St Vincent and the Grenadines working to reopen EU market as new seafood plants open
The government of St. Vincent and the Grenadines (SVG) – a southern Caribbean nation – is working to reopen trade to the European Union.
The island nation was initially banned from trade with the E.U. 20 years ago, and was given another “red card” in 2017 for failing to take adequate steps to combat illegal, unreported, and unregulated fishing (IUU). The red card in 2017 was issued due to what the European Commission said at the time was a lack of control of vessels flying the country’s flag by its authorities.
“These vessels operate all over the Atlantic and offload their catches in Trinidad and Tobago (which has already been warned in order to improve control over activities in its ports),” the E.C. said in 2017. “Effectively, these vessels elude any control over their activities. This raises the concern that they are involved in illegal practices.”
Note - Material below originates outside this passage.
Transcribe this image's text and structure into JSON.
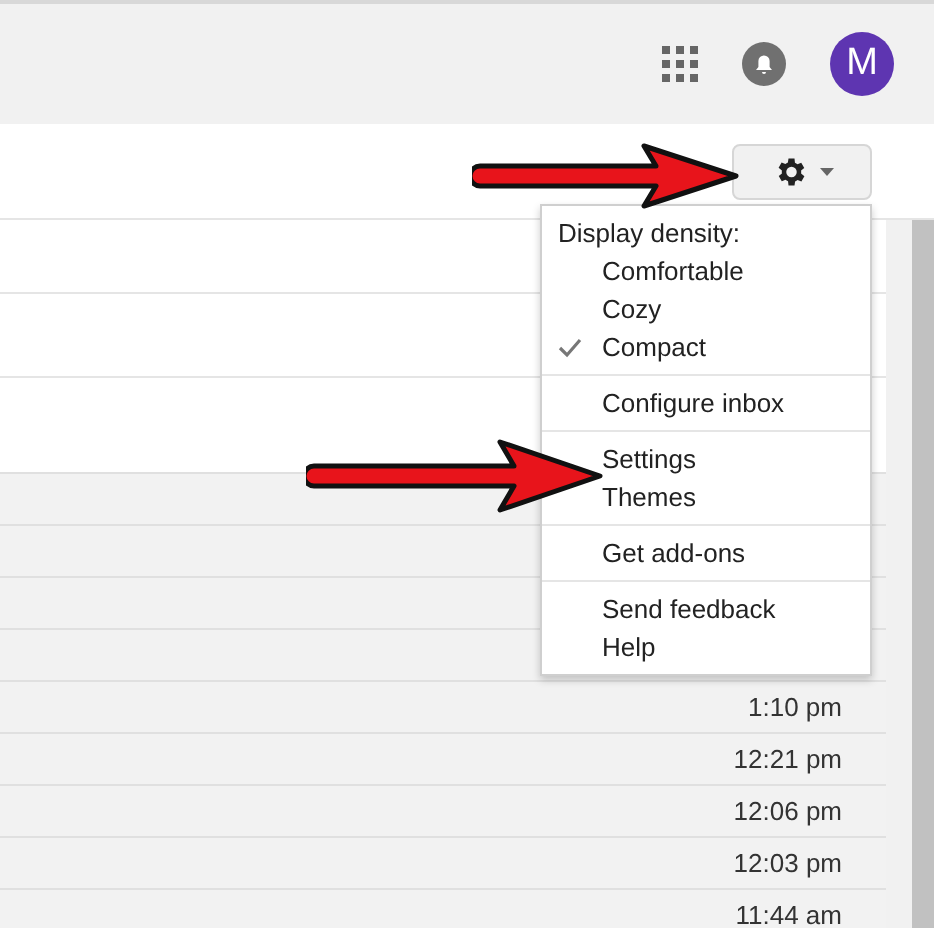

Now, SVG Minister of Agriculture, Forestry, Fisheries, Rural Transformation, Industry and Labor Saboto Ceasar said the nation is committed to ratifying and meeting the requirements of the Port State Measures Agreement (PMSA) and that the nation plans a renewed focus on combatting IUU, discouraging vessels from engaging in IUU, and using prohibited ports.
“We have hired international legal advisors, and very soon we are going to see the removal of the red card so we can export again to the European Union,” Ceasar said.
The minister’s comments came during the grand opening of a new seafood processing plant built by Jamaica-based Rainforest Seafood. The new plant, located in the town of Calliaqua, will meet food safety standards for the United States Food and Drug Administration and the E.U., according to Rainforest Seafoods CEO Brian Jardim.
Rainforest supplies Caribbean fish and seafood to international customers, and according to Jardim the company was directly impacted by the E.U. ban on imports from SVG, making a resumption of trade a priority for the company.
“This will open up another world of possibilities and lucrative untapped markets that we currently shop to from other plants in the Caribbean. So that is just one more opportunity for growth we see out of this facility,” Jardim said.
Opening trade back up is easier said than done, however, Ceasar said.
“Political will alone and the discussions at cabinet alone cannot bring dreams to reality. The legislative framework had to be put in place,” he said. “And before the end of this year, we are going to see through the Parliament of our country a modern Fisheries Act. We continue to work to ensure that we follow international standards.”
On 25 July, the National Assembly held a meeting to discuss the bans, prompted by an Order Paper issued by Opposition Leader Godwin Friday.
“Over two decades ago, SVG exporters were banned from exporting seafood to E.U. markets, principally in Martinique, pending certain improvements in the handling of the seafood catch in our facilities,” the Order Paper states. The Government of SVG initiated steps to improve the fish handling conditions in our facilities. Yet, SVG fish exporters are still not able to export to E.U. Markets.”
Friday urged the government to figure out and correct the issues, and asked it to state “why, in over 20 years, the government has not been able to satisfy the conditions to restart the export of seafood to E.U. markets, and whether the government has abandoned efforts to re-enter that market”.
Meanwhile Ceasar said SVG is working on “the largest fleet expansion program” the country has ever seen.
“Over the next few weeks, we are going to start, and this is going to be rolled out over the next few years,” he said. And over 90 fishers in St Vincent and Grenadines have already applied and will be approved very soon to put fish not only in local dishes, but in dishes across the world.”
Photo courtesy of the St. Vincent and the Grenadines Agency for Public Information